This year’s CRASH data that we saw Bill present is based on 1316 applications, comprising 706 million lines of code – a pretty large subset of the overall Appmarq repository. This means the average application in the sample was 536 KLOC. We’re talking big data for BIG apps here. This is by far the biggest repository of enterprise IT code quality and technical debt research data. Some of the findings presented included correlations between the health factors – we learned that Performance Efficiency is pretty uncorrelated to other health factors and that Security is highly correlated to software Robustness. We also saw how the health factor scores were distributed across the sample set and the differences in structural code quality by outsourcing, offshoring, Agile and CMMI level.
Because the world of software development is so incredibly complex and modular, quality assurance and testing for software risk has become costly, time-consuming, and at times, inefficient. That’s why many organizations are turning towards a risk-based testing model that can identify problem areas in the code before it’s moved from development to testing. But be careful, because hidden risks can still exist if you don’t implement the model properly throughout your organization.
The media has been a firestorm of ‘glitchy’ reporting since the botched launch of the Obama Administration’s healthcare exchange marketplace, mainly because no one’s quite sure what did or didn’t happened.
If you missed it, the exchange’s Oct. 1st launch was mired with complaints, outages, and glitches.

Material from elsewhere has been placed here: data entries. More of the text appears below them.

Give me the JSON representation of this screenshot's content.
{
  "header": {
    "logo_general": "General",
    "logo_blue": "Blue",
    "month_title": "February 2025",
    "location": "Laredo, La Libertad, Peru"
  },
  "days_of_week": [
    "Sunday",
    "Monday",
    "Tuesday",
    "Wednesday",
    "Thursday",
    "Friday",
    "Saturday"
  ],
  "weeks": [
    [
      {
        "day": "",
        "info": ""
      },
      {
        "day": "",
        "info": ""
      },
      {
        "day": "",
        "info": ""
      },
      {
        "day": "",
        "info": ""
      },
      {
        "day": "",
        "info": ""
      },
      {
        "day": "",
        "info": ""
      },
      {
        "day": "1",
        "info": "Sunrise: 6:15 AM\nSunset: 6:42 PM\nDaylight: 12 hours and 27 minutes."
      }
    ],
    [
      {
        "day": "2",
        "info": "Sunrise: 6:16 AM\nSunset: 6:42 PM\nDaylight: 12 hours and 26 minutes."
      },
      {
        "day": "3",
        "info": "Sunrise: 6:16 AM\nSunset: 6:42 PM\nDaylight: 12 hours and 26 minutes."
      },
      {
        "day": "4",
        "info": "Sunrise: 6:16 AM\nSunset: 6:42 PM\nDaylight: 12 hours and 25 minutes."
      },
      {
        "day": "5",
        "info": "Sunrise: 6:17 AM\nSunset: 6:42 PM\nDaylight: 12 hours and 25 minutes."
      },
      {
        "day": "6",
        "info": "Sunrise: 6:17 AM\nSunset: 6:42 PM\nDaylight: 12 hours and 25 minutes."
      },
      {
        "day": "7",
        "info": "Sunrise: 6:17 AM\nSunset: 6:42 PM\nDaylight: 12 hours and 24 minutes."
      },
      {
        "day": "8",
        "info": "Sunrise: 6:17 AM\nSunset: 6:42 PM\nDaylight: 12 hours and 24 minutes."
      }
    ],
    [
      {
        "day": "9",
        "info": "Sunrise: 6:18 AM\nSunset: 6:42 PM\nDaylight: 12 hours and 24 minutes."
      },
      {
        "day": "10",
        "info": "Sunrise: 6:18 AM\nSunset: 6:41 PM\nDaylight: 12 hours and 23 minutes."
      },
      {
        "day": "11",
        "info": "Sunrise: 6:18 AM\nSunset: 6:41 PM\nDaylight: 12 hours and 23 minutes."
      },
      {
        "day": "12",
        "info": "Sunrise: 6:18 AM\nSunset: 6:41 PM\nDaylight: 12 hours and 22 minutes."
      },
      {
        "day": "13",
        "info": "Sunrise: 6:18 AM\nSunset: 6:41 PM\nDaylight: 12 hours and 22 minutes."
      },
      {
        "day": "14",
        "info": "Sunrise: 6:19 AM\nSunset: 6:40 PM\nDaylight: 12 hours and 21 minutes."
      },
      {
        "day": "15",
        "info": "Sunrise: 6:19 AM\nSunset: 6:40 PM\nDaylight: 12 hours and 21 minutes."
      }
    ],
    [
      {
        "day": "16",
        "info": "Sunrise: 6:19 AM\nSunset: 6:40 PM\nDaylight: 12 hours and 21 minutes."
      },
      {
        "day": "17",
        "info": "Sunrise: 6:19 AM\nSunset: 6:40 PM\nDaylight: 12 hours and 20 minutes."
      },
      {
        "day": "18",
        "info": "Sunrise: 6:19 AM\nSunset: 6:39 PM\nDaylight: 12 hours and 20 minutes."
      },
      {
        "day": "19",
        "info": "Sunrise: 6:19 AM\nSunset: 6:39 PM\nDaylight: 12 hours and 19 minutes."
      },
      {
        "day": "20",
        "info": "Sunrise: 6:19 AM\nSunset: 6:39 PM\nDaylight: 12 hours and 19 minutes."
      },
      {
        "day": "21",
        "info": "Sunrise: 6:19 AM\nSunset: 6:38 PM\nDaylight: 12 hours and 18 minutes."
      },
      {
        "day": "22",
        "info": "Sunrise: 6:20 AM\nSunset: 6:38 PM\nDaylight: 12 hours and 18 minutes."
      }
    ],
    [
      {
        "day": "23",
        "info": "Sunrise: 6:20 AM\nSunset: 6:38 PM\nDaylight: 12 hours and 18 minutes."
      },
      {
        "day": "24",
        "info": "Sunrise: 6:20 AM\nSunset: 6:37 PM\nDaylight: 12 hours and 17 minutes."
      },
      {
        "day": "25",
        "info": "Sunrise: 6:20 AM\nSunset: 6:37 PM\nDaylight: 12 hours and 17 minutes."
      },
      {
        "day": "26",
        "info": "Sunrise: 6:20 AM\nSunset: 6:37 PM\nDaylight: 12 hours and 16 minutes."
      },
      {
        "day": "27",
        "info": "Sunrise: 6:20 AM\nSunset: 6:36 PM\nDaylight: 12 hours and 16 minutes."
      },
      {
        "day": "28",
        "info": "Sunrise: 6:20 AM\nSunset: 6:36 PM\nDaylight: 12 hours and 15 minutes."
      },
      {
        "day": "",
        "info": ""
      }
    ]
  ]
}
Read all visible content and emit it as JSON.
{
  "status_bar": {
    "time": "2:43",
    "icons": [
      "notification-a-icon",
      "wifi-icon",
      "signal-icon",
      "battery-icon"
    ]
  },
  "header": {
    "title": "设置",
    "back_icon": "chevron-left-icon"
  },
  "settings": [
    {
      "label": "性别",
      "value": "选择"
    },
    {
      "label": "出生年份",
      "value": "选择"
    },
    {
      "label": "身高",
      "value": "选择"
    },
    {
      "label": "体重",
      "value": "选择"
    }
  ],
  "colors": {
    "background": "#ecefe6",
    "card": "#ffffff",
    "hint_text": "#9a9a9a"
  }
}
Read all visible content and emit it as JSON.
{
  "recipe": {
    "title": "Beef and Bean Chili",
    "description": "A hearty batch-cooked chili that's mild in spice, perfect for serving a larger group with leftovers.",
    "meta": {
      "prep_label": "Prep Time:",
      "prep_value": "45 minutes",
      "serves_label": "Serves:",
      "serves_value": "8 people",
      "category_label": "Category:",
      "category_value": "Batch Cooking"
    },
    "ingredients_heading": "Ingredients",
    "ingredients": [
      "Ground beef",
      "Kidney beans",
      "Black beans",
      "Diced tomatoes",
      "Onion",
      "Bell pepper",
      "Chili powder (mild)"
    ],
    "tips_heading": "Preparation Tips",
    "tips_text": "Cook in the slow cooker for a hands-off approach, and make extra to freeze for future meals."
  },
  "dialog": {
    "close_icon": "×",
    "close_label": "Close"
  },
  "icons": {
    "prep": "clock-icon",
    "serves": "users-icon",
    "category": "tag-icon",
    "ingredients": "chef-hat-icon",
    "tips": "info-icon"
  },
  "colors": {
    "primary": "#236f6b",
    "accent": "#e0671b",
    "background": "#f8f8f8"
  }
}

Many pundits and talking heads claimed that this was simply because of the enormous amount of Americans who were all trying to log into the brand new system. But we dived into the code to figure out what was actually going on, and what we found was much more nefarious.
We’re less than a month into the launch of HealthCare.gov, and as each day passes we’re finding out about more glitches, shoddy code quality, a lack of end-to-end testing, and rushed changes made days before the healthcare exchange was to go live. All of which are symptomatic of a software project being rushed to completion to meet a deadline without considering the implications of a botched launch.
What draws me to Anaheim, Calif., in October is not the walking Disney characters (though there are plenty of those), but instead the STARWest, the West Coast’s largest conference on software testing analysis and review.
Large and small enterprises have continually struggled with finding a way to manage the software risk inherent in their ever-increasing application portfolio. And now, in a year where companies such as NASDAQ, Knight Capital, American Airlines, and BATS have suffered costly and embarrassing IT failures, software risk is top of mind for every IT executive.